_WHAT YOU ARE ASKED TO DO_.
From the first record below to the last, retype each one exactly.

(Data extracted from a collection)
>>>>>

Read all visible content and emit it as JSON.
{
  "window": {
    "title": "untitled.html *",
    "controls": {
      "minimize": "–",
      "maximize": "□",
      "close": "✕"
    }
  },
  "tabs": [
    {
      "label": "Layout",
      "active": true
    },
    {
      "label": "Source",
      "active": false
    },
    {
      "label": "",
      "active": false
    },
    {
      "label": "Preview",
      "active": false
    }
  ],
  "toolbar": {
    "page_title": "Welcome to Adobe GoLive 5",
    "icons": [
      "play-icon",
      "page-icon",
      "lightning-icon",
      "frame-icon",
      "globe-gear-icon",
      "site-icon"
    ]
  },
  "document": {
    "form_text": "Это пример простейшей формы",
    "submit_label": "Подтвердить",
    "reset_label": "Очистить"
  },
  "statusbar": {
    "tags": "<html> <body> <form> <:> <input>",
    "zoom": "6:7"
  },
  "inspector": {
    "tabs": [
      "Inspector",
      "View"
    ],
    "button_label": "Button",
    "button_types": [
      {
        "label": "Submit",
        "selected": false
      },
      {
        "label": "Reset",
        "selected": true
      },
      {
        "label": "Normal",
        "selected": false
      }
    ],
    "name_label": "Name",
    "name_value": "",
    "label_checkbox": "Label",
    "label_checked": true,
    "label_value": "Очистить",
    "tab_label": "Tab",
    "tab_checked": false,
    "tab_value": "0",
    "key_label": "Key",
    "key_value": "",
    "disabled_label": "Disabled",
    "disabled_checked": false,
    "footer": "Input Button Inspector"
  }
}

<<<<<

_ANSWER BOX_.
Read all visible content and emit it as JSON.
{
  "window": {
    "title": "untitled.html *",
    "controls": {
      "minimize": "–",
      "maximize": "□",
      "close": "✕"
    }
  },
  "tabs": [
    {
      "label": "Layout",
      "active": true
    },
    {
      "label": "Source",
      "active": false
    },
    {
      "label": "",
      "active": false
    },
    {
      "label": "Preview",
      "active": false
    }
  ],
  "toolbar": {
    "page_title": "Welcome to Adobe GoLive 5",
    "icons": [
      "play-icon",
      "page-icon",
      "lightning-icon",
      "frame-icon",
      "globe-gear-icon",
      "site-icon"
    ]
  },
  "document": {
    "form_text": "Это пример простейшей формы",
    "submit_label": "Подтвердить",
    "reset_label": "Очистить"
  },
  "statusbar": {
    "tags": "<html> <body> <form> <:> <input>",
    "zoom": "6:7"
  },
  "inspector": {
    "tabs": [
      "Inspector",
      "View"
    ],
    "button_label": "Button",
    "button_types": [
      {
        "label": "Submit",
        "selected": false
      },
      {
        "label": "Reset",
        "selected": true
      },
      {
        "label": "Normal",
        "selected": false
      }
    ],
    "name_label": "Name",
    "name_value": "",
    "label_checkbox": "Label",
    "label_checked": true,
    "label_value": "Очистить",
    "tab_label": "Tab",
    "tab_checked": false,
    "tab_value": "0",
    "key_label": "Key",
    "key_value": "",
    "disabled_label": "Disabled",
    "disabled_checked": false,
    "footer": "Input Button Inspector"
  }
}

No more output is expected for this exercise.